Please see the first half for more detail on the problem symptoms and some scoping.
During the scoping in the first half of the scenario, we saw that the problem was squarely in the customer’s new secondary NSX deployment. Two test virtual machines – linux-r1 and linux-r2 – could not be added to any of the universal logical switches.
From the ‘Logical Switches’ view in the NSX Web Client UI, we could see that these universal logical switches were synchronized across both NSX Managers. These existed from the perspective of the Primary and Secondary manager views:
Perhaps the most telling observation, however, was the absence of distributed port groups associated with the universal logical switches on the dvs-rem switch:
As we can see above, the port groups do exist for logical switches in the VNI 900x range. These are non-universal, logical switches available to the secondary NSX deployment only.
In the host preparation section, we can see that dvs-rem is indeed the configured distributed switch for the compute-r cluster and that both hosts look good from a VTEP/VXLAN perspective:
So why are these port groups missing? Without them, VMs simply can’t be added to the associated logical switches.
Although you’ve probably noticed that I like to dig deep in some of these scenarios, this one is actually pretty straight forward. A straight forward, but all too common problem – the cluster has not been added to the universal transport zone.
You’d be surprised how often I see this, but to be fair, it’s very easily overlooked. I sometimes need to remind myself to check all the basics first, especially when dealing with new deployments. The key symptom that raised red flags for me was the lack of auto-generated port groups on the distributed switch. The addition of the cluster to the transport zone will trigger the creation of these port groups. If they don’t exist, this should be the first thing that is checked.
As soon as I added the compute-r cluster to the Universal TZ transport zone, we see an immediate slew of portgroup creation tasks:

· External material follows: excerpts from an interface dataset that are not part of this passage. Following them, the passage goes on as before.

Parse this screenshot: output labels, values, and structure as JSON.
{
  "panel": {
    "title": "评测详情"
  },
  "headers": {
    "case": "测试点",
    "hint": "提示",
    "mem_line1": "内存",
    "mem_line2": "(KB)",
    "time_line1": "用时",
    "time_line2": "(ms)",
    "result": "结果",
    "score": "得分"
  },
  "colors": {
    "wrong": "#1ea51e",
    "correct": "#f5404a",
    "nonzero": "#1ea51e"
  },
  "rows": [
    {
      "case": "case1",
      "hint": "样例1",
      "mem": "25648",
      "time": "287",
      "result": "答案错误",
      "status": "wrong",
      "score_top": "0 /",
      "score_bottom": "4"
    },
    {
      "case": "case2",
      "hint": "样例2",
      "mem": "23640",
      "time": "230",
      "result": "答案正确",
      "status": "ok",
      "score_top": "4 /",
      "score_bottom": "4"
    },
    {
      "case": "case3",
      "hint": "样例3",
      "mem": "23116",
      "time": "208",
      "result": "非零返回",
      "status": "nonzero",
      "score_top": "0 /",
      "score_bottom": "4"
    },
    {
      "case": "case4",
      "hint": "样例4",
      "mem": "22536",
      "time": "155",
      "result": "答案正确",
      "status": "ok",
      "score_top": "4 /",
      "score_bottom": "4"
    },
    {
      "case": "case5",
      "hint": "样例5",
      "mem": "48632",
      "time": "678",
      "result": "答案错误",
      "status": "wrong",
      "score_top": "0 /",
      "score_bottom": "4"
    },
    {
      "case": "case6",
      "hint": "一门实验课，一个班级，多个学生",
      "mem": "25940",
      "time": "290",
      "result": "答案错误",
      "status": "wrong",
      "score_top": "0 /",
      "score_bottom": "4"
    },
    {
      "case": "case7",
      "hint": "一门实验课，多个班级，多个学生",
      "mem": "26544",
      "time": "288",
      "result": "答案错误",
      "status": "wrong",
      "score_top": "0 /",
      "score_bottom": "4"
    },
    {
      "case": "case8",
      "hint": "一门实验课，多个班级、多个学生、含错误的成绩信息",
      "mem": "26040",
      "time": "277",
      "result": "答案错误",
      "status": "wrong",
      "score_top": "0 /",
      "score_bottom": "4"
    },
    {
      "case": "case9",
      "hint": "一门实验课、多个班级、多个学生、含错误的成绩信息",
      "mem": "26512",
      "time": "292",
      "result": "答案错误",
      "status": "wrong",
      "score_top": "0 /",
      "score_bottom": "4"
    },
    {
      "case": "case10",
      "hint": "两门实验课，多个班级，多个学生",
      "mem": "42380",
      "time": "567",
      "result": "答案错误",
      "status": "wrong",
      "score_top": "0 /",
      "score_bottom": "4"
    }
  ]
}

I’ve now essentially told NSX that I want all the logical switches in that transport zone to span to the compute-r cluster. In NSX-V, we can think of a transport zone as a boundary spanning one or more clusters. Only clusters in that transport zone will have the logical switches available to them for use.
The concept of a ‘Universal Transport Zone’ just takes this a step further and allows clusters in different vCenter instances to connect to the same universal logical switches. The fact that we saw portgroups for the 9000-900X range of VNIs tells us that the compute-r cluster existed in the non-universal Transport Zone called ‘Remote TZ’, but was missing from ‘Universal TZ’.
Thanks again to everyone for posting their testing suggestions and theories! I hope you enjoyed this scenario. If you have other suggestions for troubleshooting scenarios you’d like to see, please leave a comment, or reach out to me on Twitter (@vswitchzero).